While pizzerias all over London and beyond are turning their hand to authentic Italian crusts (Franco Manca I’m looking at you, Pizza Express, Pizza Hut, I am not), it’s pretty hard to beat the taste of proper wood-fire ovened pizza, made and served to you by Italians, in Italy, with the sun shining down as you eat. But unless you own one of said wood fired ovens – or decide not to make pizza at home and only eat it in restaurants that do – there has to be some sort of compromise.
I’m absolutely not an expert on the subject, but I’ve been baking (and eating) pizzas for well over twenty years. As a littler loaf, I used to love making homemade pizza with my Mum and as an adult, the occasional ‘Pizza Sunday’ with Carnivorous Fiancé (eating off our laps on the sofa in front of some sort of trashy telly) is up there with one of my favourite meals.
My tips, for what they’re worth? Make a really good dough (my recipe below – a sourdough version is also good, but for simplicity a mixture of strong white and Tipo ’00’ flour is spot on), roll it properly thin, top with scant ingredients (this stops it going soggy) and bake in a hot, hot oven. My pizza stones are the best investment I ever made for a closest-you-can-get to-authentic-without-a-wood-fired-oven crust, and make sure you eat your pizza as soon as its done (just one of the many reasons that takeaway pizzas just don’t make the cut).
The pizza pictured is topped with a basic tomato sauce (tinned tomatoes, garlic, olive oil and salt), mozzarella, capers, olives and a little basil. I love the salty simplicity of this topping but adapt this endlessly to what you love. Carnivorous Fiancé likes his with shredded chicken, chorizo and chilli (not entirely Italian but it makes him happy and looks pretty tasty too), prosciutto and a little shaved parmesan work well and a few wilted greens with an egg cracked on top are also a very good thing.
The recipe below makes enough for about six pizzas. I wouldn’t recommend trying to make pizza for more than six people at a time unless you’re happy to spend your evening manning the oven, and if you’re feeding fewer than that, the dough freezes absolutely beautifully. I’m never without a frozen batch of pizza dough on hand, enough to tide me over until our next trip to Italy at least.
Homemade Pizza Dough
(makes around 6 medium-sized pizzas)
250g strong white bread flour
250g ’00’ pizza flour
6g powdered dried yeast
1 – 2 tbsp olive oil
Wholemeal or semolina flour, to dust

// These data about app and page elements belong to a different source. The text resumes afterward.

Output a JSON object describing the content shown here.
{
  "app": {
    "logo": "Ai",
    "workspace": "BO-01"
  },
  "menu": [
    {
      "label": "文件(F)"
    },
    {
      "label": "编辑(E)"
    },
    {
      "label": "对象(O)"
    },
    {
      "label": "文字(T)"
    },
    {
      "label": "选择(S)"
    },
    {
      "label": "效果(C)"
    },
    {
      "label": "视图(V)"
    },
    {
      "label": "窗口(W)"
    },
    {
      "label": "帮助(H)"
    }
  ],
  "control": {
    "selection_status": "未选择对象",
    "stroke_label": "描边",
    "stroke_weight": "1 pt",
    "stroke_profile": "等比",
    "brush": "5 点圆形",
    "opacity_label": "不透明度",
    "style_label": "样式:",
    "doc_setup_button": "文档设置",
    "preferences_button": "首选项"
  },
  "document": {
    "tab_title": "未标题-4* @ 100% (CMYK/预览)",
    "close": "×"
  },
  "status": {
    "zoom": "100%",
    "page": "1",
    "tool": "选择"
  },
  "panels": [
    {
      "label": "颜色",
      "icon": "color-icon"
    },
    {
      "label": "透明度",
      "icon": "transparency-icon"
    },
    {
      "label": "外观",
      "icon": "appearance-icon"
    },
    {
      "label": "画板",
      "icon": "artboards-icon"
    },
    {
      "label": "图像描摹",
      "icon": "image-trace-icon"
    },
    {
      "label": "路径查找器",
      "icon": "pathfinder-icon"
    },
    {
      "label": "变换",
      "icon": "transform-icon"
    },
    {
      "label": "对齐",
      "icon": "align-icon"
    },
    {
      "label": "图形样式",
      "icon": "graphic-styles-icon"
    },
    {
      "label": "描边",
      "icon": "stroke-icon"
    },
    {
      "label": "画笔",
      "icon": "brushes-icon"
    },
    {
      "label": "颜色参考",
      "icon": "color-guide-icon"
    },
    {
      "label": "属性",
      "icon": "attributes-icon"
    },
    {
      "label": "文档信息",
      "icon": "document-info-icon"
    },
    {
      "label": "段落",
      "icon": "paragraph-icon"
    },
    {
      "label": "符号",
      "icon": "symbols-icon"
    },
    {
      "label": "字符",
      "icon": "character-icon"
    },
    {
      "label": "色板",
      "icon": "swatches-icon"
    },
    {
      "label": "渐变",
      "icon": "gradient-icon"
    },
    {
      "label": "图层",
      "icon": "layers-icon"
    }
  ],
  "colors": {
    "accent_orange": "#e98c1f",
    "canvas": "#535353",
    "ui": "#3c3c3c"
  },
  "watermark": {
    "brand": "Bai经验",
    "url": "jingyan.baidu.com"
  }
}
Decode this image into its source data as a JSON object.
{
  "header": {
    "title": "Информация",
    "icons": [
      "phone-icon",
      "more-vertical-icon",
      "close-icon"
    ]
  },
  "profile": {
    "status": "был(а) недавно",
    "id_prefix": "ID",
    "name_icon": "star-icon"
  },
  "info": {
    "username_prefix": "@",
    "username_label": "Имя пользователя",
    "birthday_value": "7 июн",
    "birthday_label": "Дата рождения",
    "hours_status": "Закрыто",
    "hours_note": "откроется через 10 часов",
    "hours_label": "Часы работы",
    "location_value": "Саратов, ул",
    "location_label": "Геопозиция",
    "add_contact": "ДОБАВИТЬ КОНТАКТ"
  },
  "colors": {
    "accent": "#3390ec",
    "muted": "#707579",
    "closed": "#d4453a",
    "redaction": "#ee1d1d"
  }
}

In a large bowl, combine the flours. Add the dried yeast to one side of the bowl and the salt to the other.
Pour in the water and mix to form a sticky dough. Add the oil, mix again using your hands then tip the dough onto a clean work surface and knead until smooth and silky, about 10 minutes.
Transfer the dough to a lightly oiled bowl, cover and leave to rise for 1 – 2 hours, or until the dough has doubled in size.
Place a pizza stone, terracotta tile or baking tray in the oven and preheat to its highest temperature. I put mine on about 45 minutes before I want to bake my pizzas.
Dust the work surface with your wholemeal or semolina flour. Take a ball of dough, about 150g, and flatten slightly with the heel of your hand. Stretch it out into a rough circle (the less you roll the dough, the better) then place on the work surface and roll with a rolling pin until about 5mm thick and an even (ish) round.
Place the rolled pizza base on an individual square of baking parchment, from which you can easily slide it onto a tray, then onto the pizza stone. If you have a pizza peel, this will make life a lot easier.
Top the pizza with your choice of ingredients, in this instance a smear of tomato sauce, some torn mozzarella and a sprinkling of capers and olives. Transfer carefully to your hot pizza stone and bake for around 9 minutes, or until the cheese is melted and the crust crisp.
Remove your pizza from the oven, drizzle with olive oil, scatter with torn basil leaves and serve.